### AIM OF THE EXERCISE
Each entry below should be written out exactly as it is, with no pictures.

### GIVEN RECORDS

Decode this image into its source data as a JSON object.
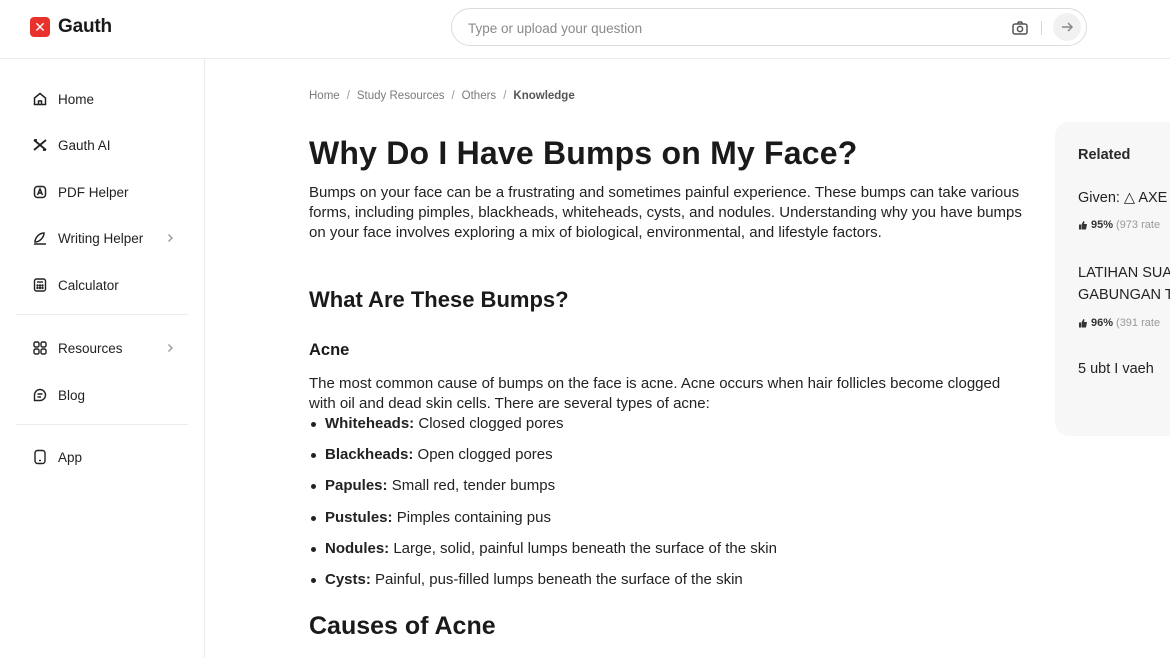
{
  "header": {
    "logo_text": "Gauth",
    "logo_mark": "✕",
    "search_placeholder": "Type or upload your question"
  },
  "sidebar": {
    "items": [
      {
        "label": "Home",
        "icon": "home-icon"
      },
      {
        "label": "Gauth AI",
        "icon": "gauth-ai-icon"
      },
      {
        "label": "PDF Helper",
        "icon": "pdf-icon"
      },
      {
        "label": "Writing Helper",
        "icon": "pen-icon",
        "has_chevron": true
      },
      {
        "label": "Calculator",
        "icon": "calculator-icon"
      },
      {
        "label": "Resources",
        "icon": "grid-icon",
        "has_chevron": true
      },
      {
        "label": "Blog",
        "icon": "blog-icon"
      },
      {
        "label": "App",
        "icon": "phone-icon"
      }
    ]
  },
  "breadcrumb": {
    "items": [
      "Home",
      "Study Resources",
      "Others",
      "Knowledge"
    ],
    "separator": "/"
  },
  "article": {
    "title": "Why Do I Have Bumps on My Face?",
    "intro": "Bumps on your face can be a frustrating and sometimes painful experience. These bumps can take various forms, including pimples, blackheads, whiteheads, cysts, and nodules. Understanding why you have bumps on your face involves exploring a mix of biological, environmental, and lifestyle factors.",
    "section1_title": "What Are These Bumps?",
    "subsection_title": "Acne",
    "acne_paragraph": "The most common cause of bumps on the face is acne. Acne occurs when hair follicles become clogged with oil and dead skin cells. There are several types of acne:",
    "acne_types": [
      {
        "term": "Whiteheads:",
        "desc": "Closed clogged pores"
      },
      {
        "term": "Blackheads:",
        "desc": "Open clogged pores"
      },
      {
        "term": "Papules:",
        "desc": "Small red, tender bumps"
      },
      {
        "term": "Pustules:",
        "desc": "Pimples containing pus"
      },
      {
        "term": "Nodules:",
        "desc": "Large, solid, painful lumps beneath the surface of the skin"
      },
      {
        "term": "Cysts:",
        "desc": "Painful, pus-filled lumps beneath the surface of the skin"
      }
    ],
    "section2_title": "Causes of Acne"
  },
  "related": {
    "heading": "Related",
    "items": [
      {
        "line1": "Given: △ AXE",
        "line2": "",
        "pct": "95%",
        "rating": "(973 rate"
      },
      {
        "line1": "LATIHAN SUA",
        "line2": "GABUNGAN T",
        "pct": "96%",
        "rating": "(391 rate"
      },
      {
        "line1": "5 ubt I vaeh",
        "line2": "",
        "pct": "",
        "rating": ""
      }
    ]
  },
  "colors": {
    "brand": "#e8322b",
    "text": "#1a1a1a",
    "muted": "#7a7a7a",
    "panel_bg": "#f7f7f8",
    "border": "#ececec"
  }
}
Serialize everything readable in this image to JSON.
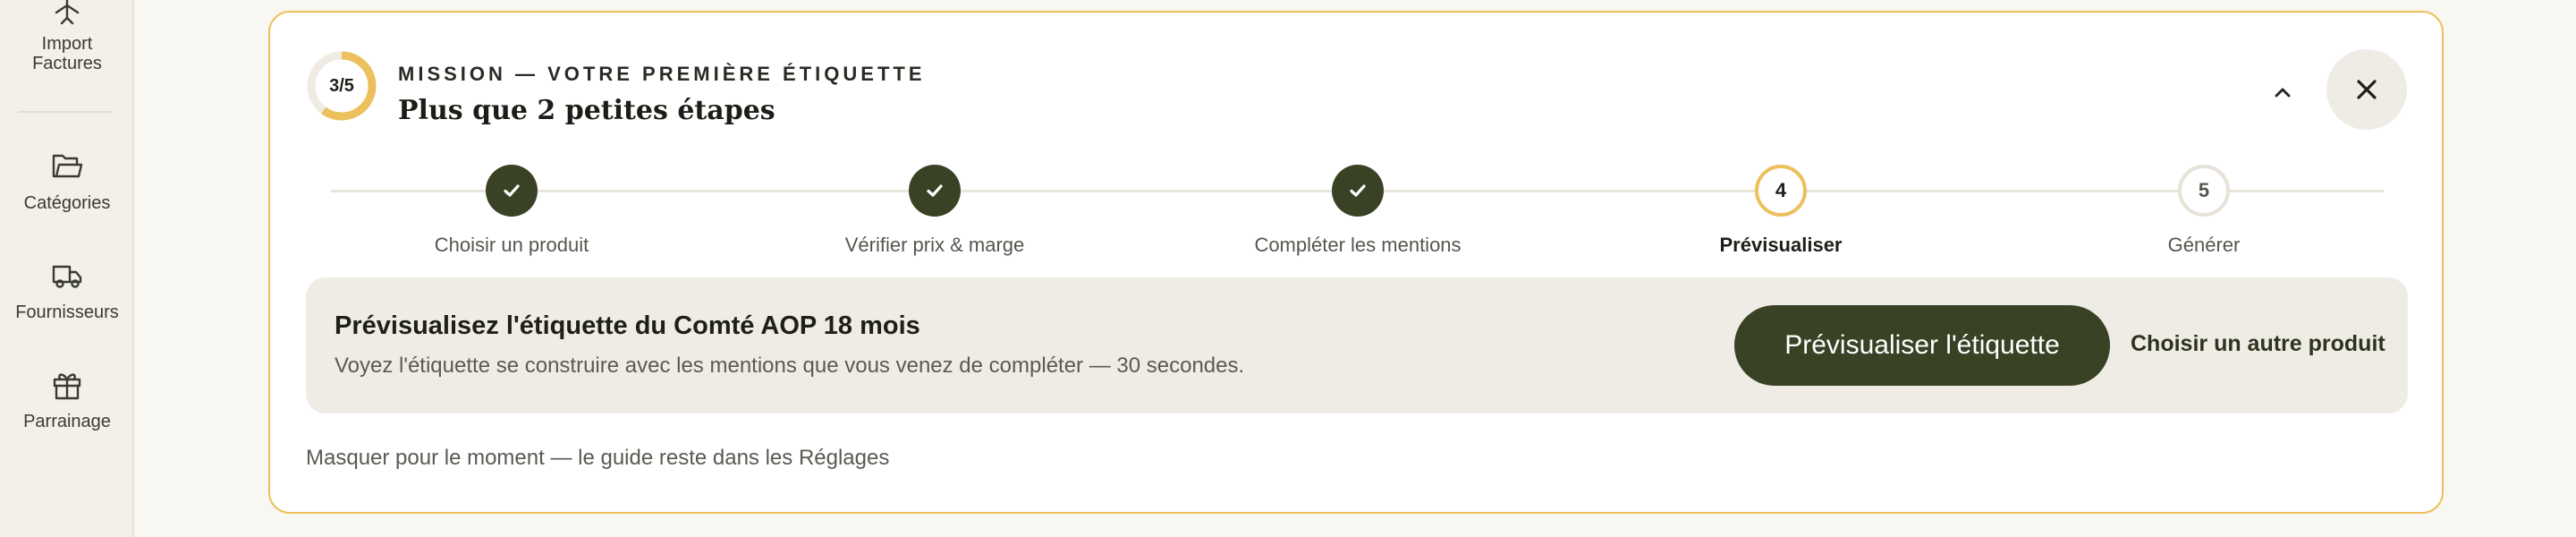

### TASK ANSWER
Decode this image into its source data as a JSON object.
{
  "header": {
    "logo_text": "Gauth",
    "logo_mark": "✕",
    "search_placeholder": "Type or upload your question"
  },
  "sidebar": {
    "items": [
      {
        "label": "Home",
        "icon": "home-icon"
      },
      {
        "label": "Gauth AI",
        "icon": "gauth-ai-icon"
      },
      {
        "label": "PDF Helper",
        "icon": "pdf-icon"
      },
      {
        "label": "Writing Helper",
        "icon": "pen-icon",
        "has_chevron": true
      },
      {
        "label": "Calculator",
        "icon": "calculator-icon"
      },
      {
        "label": "Resources",
        "icon": "grid-icon",
        "has_chevron": true
      },
      {
        "label": "Blog",
        "icon": "blog-icon"
      },
      {
        "label": "App",
        "icon": "phone-icon"
      }
    ]
  },
  "breadcrumb": {
    "items": [
      "Home",
      "Study Resources",
      "Others",
      "Knowledge"
    ],
    "separator": "/"
  },
  "article": {
    "title": "Why Do I Have Bumps on My Face?",
    "intro": "Bumps on your face can be a frustrating and sometimes painful experience. These bumps can take various forms, including pimples, blackheads, whiteheads, cysts, and nodules. Understanding why you have bumps on your face involves exploring a mix of biological, environmental, and lifestyle factors.",
    "section1_title": "What Are These Bumps?",
    "subsection_title": "Acne",
    "acne_paragraph": "The most common cause of bumps on the face is acne. Acne occurs when hair follicles become clogged with oil and dead skin cells. There are several types of acne:",
    "acne_types": [
      {
        "term": "Whiteheads:",
        "desc": "Closed clogged pores"
      },
      {
        "term": "Blackheads:",
        "desc": "Open clogged pores"
      },
      {
        "term": "Papules:",
        "desc": "Small red, tender bumps"
      },
      {
        "term": "Pustules:",
        "desc": "Pimples containing pus"
      },
      {
        "term": "Nodules:",
        "desc": "Large, solid, painful lumps beneath the surface of the skin"
      },
      {
        "term": "Cysts:",
        "desc": "Painful, pus-filled lumps beneath the surface of the skin"
      }
    ],
    "section2_title": "Causes of Acne"
  },
  "related": {
    "heading": "Related",
    "items": [
      {
        "line1": "Given: △ AXE",
        "line2": "",
        "pct": "95%",
        "rating": "(973 rate"
      },
      {
        "line1": "LATIHAN SUA",
        "line2": "GABUNGAN T",
        "pct": "96%",
        "rating": "(391 rate"
      },
      {
        "line1": "5 ubt I vaeh",
        "line2": "",
        "pct": "",
        "rating": ""
      }
    ]
  },
  "colors": {
    "brand": "#e8322b",
    "text": "#1a1a1a",
    "muted": "#7a7a7a",
    "panel_bg": "#f7f7f8",
    "border": "#ececec"
  }
}
Serialize everything readable in this image to JSON.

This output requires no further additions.